Component data from apps and pages
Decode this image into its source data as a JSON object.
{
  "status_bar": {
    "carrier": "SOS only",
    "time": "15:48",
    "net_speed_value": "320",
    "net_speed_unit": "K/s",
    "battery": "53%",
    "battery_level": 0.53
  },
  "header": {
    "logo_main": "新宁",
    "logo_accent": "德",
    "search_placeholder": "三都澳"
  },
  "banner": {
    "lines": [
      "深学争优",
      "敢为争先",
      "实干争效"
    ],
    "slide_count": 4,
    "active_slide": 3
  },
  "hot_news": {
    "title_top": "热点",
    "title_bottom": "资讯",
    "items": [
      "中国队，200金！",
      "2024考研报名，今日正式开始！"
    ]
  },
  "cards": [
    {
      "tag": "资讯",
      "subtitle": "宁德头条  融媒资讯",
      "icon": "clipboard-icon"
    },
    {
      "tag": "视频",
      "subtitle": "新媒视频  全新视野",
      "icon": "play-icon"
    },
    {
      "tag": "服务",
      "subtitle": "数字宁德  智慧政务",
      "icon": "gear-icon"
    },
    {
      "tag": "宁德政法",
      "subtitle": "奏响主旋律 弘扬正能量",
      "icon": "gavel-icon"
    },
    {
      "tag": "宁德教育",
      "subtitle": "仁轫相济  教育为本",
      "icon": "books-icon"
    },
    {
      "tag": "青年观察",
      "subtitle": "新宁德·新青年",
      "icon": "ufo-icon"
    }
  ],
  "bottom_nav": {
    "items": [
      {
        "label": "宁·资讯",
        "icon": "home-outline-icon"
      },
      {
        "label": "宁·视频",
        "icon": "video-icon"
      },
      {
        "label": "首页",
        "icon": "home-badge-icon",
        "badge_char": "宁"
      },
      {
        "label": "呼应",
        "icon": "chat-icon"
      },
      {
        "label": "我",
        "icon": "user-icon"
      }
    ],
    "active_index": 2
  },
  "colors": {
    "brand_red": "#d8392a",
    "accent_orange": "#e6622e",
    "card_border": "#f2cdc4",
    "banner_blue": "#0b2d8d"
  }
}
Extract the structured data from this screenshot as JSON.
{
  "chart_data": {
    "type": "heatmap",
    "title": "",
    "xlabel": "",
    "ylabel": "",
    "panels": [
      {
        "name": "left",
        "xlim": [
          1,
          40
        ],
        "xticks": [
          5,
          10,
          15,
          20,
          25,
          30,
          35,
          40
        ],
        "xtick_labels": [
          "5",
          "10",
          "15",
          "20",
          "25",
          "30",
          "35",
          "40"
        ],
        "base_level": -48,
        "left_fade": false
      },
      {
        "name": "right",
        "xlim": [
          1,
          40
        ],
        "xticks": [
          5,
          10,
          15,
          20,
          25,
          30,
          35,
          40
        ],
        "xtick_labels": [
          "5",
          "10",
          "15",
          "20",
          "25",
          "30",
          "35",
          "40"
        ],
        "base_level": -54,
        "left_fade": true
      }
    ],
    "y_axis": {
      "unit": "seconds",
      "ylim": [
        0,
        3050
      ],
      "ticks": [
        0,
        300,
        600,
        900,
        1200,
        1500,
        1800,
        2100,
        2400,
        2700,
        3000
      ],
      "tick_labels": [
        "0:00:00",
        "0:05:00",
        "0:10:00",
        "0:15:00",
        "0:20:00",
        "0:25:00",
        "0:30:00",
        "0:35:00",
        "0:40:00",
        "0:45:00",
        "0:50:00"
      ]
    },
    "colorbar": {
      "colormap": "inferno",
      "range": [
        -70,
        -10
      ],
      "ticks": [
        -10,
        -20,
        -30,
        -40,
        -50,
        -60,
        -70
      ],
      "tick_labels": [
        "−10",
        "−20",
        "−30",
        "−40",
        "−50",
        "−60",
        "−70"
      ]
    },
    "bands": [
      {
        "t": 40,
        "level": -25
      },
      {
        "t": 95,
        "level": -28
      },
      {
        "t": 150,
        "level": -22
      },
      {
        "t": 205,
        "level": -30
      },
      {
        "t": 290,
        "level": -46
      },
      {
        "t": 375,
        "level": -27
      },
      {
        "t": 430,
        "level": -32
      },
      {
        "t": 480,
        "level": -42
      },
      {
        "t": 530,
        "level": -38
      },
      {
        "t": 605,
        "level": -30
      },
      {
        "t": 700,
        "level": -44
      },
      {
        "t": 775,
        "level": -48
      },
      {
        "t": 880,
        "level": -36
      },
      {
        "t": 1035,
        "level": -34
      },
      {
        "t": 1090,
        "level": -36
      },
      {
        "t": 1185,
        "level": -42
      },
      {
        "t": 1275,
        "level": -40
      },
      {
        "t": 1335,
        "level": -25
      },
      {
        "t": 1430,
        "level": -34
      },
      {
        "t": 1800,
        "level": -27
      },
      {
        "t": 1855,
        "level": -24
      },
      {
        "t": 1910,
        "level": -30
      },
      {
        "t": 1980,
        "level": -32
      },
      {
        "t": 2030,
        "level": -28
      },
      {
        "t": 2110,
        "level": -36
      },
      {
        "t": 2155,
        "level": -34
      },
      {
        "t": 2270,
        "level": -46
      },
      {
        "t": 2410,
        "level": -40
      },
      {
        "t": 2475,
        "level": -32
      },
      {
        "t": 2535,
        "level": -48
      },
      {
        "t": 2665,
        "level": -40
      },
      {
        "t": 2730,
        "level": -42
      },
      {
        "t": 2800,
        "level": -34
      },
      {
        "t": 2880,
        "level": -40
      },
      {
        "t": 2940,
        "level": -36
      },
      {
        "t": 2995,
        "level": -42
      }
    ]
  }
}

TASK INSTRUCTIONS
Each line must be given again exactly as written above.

WRITTEN RESPONSE
Decode this image into its source data as a JSON object.
{
  "status_bar": {
    "carrier": "SOS only",
    "time": "15:48",
    "net_speed_value": "320",
    "net_speed_unit": "K/s",
    "battery": "53%",
    "battery_level": 0.53
  },
  "header": {
    "logo_main": "新宁",
    "logo_accent": "德",
    "search_placeholder": "三都澳"
  },
  "banner": {
    "lines": [
      "深学争优",
      "敢为争先",
      "实干争效"
    ],
    "slide_count": 4,
    "active_slide": 3
  },
  "hot_news": {
    "title_top": "热点",
    "title_bottom": "资讯",
    "items": [
      "中国队，200金！",
      "2024考研报名，今日正式开始！"
    ]
  },
  "cards": [
    {
      "tag": "资讯",
      "subtitle": "宁德头条  融媒资讯",
      "icon": "clipboard-icon"
    },
    {
      "tag": "视频",
      "subtitle": "新媒视频  全新视野",
      "icon": "play-icon"
    },
    {
      "tag": "服务",
      "subtitle": "数字宁德  智慧政务",
      "icon": "gear-icon"
    },
    {
      "tag": "宁德政法",
      "subtitle": "奏响主旋律 弘扬正能量",
      "icon": "gavel-icon"
    },
    {
      "tag": "宁德教育",
      "subtitle": "仁轫相济  教育为本",
      "icon": "books-icon"
    },
    {
      "tag": "青年观察",
      "subtitle": "新宁德·新青年",
      "icon": "ufo-icon"
    }
  ],
  "bottom_nav": {
    "items": [
      {
        "label": "宁·资讯",
        "icon": "home-outline-icon"
      },
      {
        "label": "宁·视频",
        "icon": "video-icon"
      },
      {
        "label": "首页",
        "icon": "home-badge-icon",
        "badge_char": "宁"
      },
      {
        "label": "呼应",
        "icon": "chat-icon"
      },
      {
        "label": "我",
        "icon": "user-icon"
      }
    ],
    "active_index": 2
  },
  "colors": {
    "brand_red": "#d8392a",
    "accent_orange": "#e6622e",
    "card_border": "#f2cdc4",
    "banner_blue": "#0b2d8d"
  }
}
Extract the structured data from this screenshot as JSON.
{
  "chart_data": {
    "type": "heatmap",
    "title": "",
    "xlabel": "",
    "ylabel": "",
    "panels": [
      {
        "name": "left",
        "xlim": [
          1,
          40
        ],
        "xticks": [
          5,
          10,
          15,
          20,
          25,
          30,
          35,
          40
        ],
        "xtick_labels": [
          "5",
          "10",
          "15",
          "20",
          "25",
          "30",
          "35",
          "40"
        ],
        "base_level": -48,
        "left_fade": false
      },
      {
        "name": "right",
        "xlim": [
          1,
          40
        ],
        "xticks": [
          5,
          10,
          15,
          20,
          25,
          30,
          35,
          40
        ],
        "xtick_labels": [
          "5",
          "10",
          "15",
          "20",
          "25",
          "30",
          "35",
          "40"
        ],
        "base_level": -54,
        "left_fade": true
      }
    ],
    "y_axis": {
      "unit": "seconds",
      "ylim": [
        0,
        3050
      ],
      "ticks": [
        0,
        300,
        600,
        900,
        1200,
        1500,
        1800,
        2100,
        2400,
        2700,
        3000
      ],
      "tick_labels": [
        "0:00:00",
        "0:05:00",
        "0:10:00",
        "0:15:00",
        "0:20:00",
        "0:25:00",
        "0:30:00",
        "0:35:00",
        "0:40:00",
        "0:45:00",
        "0:50:00"
      ]
    },
    "colorbar": {
      "colormap": "inferno",
      "range": [
        -70,
        -10
      ],
      "ticks": [
        -10,
        -20,
        -30,
        -40,
        -50,
        -60,
        -70
      ],
      "tick_labels": [
        "−10",
        "−20",
        "−30",
        "−40",
        "−50",
        "−60",
        "−70"
      ]
    },
    "bands": [
      {
        "t": 40,
        "level": -25
      },
      {
        "t": 95,
        "level": -28
      },
      {
        "t": 150,
        "level": -22
      },
      {
        "t": 205,
        "level": -30
      },
      {
        "t": 290,
        "level": -46
      },
      {
        "t": 375,
        "level": -27
      },
      {
        "t": 430,
        "level": -32
      },
      {
        "t": 480,
        "level": -42
      },
      {
        "t": 530,
        "level": -38
      },
      {
        "t": 605,
        "level": -30
      },
      {
        "t": 700,
        "level": -44
      },
      {
        "t": 775,
        "level": -48
      },
      {
        "t": 880,
        "level": -36
      },
      {
        "t": 1035,
        "level": -34
      },
      {
        "t": 1090,
        "level": -36
      },
      {
        "t": 1185,
        "level": -42
      },
      {
        "t": 1275,
        "level": -40
      },
      {
        "t": 1335,
        "level": -25
      },
      {
        "t": 1430,
        "level": -34
      },
      {
        "t": 1800,
        "level": -27
      },
      {
        "t": 1855,
        "level": -24
      },
      {
        "t": 1910,
        "level": -30
      },
      {
        "t": 1980,
        "level": -32
      },
      {
        "t": 2030,
        "level": -28
      },
      {
        "t": 2110,
        "level": -36
      },
      {
        "t": 2155,
        "level": -34
      },
      {
        "t": 2270,
        "level": -46
      },
      {
        "t": 2410,
        "level": -40
      },
      {
        "t": 2475,
        "level": -32
      },
      {
        "t": 2535,
        "level": -48
      },
      {
        "t": 2665,
        "level": -40
      },
      {
        "t": 2730,
        "level": -42
      },
      {
        "t": 2800,
        "level": -34
      },
      {
        "t": 2880,
        "level": -40
      },
      {
        "t": 2940,
        "level": -36
      },
      {
        "t": 2995,
        "level": -42
      }
    ]
  }
}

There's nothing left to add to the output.